    • Drainage ditches, storm water drains, and berms can be installed along roads to prevent debris flows onto roadways and flooding on Martin Road
    • Residents should purchase flood insurance, Conduct community outreach on the topic of flood preparedness
  • Drought
    • Improve & expand existing groundwater recharge ponds; add additional water tank
    • Install water meters and enforce water conservation measures
    • Educate community members on water conservation strategies including low flow devices, rain barrels, and drought 
       tolerant landscaping
    • Plant drought tolerant vegetation near streams to reduce evaporation
    • Use recycled water from the Tribe’s wastewater treatment plant for landscape irrigation

 

 

Further Resources

Throughout the report, information sources are cited in footnotes. These include local, state, and national reports; databases; studies and literature generated by Morongo, such as its Tribal Hazard Mitigation Plan; environmental assessments; and resource management reports. Where possible, this report prioritized information that was specific to the Morongo Indian Reservation. In many cases, the most useful data was only available at a county or larger scale and relies on information provided by credible California State or federal agencies, where a high degree of accuracy is likely. However, this report cannot verify the accuracy of all data.

Climate change projections for the Morongo Indian Reservation were estimated utilizing the California Climate Console – web-based application.  The tool utilizes historical climate data from 1971-2000 from the Parameter-elevation Relationships on Independent Slopes Model (PRISM) 30 arc-second spatial climate dataset for the Conterminous United States.  Future climate projections are based upon 10 models proven to simulate historical climate conditions in the southwestern United States.  Climate projections were downscaled to California and projections averaged over time periods 2016-2045 and 2046-2075 for each model.  An average of all ten models for each time period was also calculated and displayed as the multi-model ensemble mean.  For the purposes of this assessment, the area analyzed in the California Climate Console tool was set to “User Defined” and a square large enough to encompass the entirety of the Morongo Indian Reservation was selected on the web application map.  For each variable (precipitation, maximum temperature, minimum temperature, aridity, and potential evapotranspiration) the“Multi-Model Ensemble Mean” was selected as the climate model type, which displays an average of all ten climate model projections for the variable for each time period.

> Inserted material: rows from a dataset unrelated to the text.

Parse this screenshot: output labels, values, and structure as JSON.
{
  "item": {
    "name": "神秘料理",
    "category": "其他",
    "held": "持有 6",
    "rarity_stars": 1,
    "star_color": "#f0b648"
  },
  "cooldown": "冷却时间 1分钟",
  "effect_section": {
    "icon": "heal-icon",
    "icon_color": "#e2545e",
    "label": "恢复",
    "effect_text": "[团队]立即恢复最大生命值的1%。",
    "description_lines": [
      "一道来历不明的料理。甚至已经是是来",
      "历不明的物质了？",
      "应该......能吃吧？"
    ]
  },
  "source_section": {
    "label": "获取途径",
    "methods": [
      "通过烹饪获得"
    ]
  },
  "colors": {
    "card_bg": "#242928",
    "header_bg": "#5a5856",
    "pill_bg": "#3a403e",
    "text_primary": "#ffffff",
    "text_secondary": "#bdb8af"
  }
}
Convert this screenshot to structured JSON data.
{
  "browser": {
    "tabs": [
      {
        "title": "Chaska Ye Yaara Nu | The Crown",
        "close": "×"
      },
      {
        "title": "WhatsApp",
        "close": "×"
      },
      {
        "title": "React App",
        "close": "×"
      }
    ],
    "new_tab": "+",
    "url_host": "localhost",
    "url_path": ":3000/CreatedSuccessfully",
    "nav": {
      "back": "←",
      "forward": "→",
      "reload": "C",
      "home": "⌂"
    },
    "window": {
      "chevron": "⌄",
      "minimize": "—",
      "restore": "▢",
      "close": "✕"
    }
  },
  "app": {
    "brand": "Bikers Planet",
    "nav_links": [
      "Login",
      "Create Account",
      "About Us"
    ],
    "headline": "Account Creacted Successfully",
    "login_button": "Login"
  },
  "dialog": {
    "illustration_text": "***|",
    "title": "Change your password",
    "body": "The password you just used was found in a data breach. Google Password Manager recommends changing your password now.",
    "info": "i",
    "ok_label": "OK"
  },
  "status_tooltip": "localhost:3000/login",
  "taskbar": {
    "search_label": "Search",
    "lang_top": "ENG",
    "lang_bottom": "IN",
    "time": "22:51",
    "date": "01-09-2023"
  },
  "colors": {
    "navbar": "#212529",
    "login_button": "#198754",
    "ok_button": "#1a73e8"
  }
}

Data and projections in published reports and Cal-Adapt were also utilized to support data collected from the California Climate Console and provide additional information. 

  1. Conservation Biology Institute [CBI].  (2016). California Climate Console (online web application).  http://climateconsole.org/ (accessed September 2017).
  2. You can further look at the models and figures used to estimate the changes in temperature, rainfall, aridity, and evapotranspiration in our area.
  3. State of California Governor’s Office of Planning and Research, Energy Commission and Natural Resources Agency, California’s Fourth Climate Change Assessment: Statewide Summary Report (2018), http://www.climateassessment.ca.gov/state/docs/20180827-StatewideSummary.pdf
  4. This gives an overview of the projected changes for the entire state if California.
  5. State of California Governor’s Office of Planning and Research, Energy Commission and Natural Resources Agency, California’s Fourth Climate Change Assessment: Inland Deserts Region Report (2018), https://www.energy.ca.gov/sites/default/files/2019-07/Reg%20Report-%20SUM-CCCA4-2018-008%20InlandDeserts.pdf
  6. This gives a more specific and centralized look at the projected climate changes for the Inland Desert Region, which is where the Morongo Indian Reservation is located.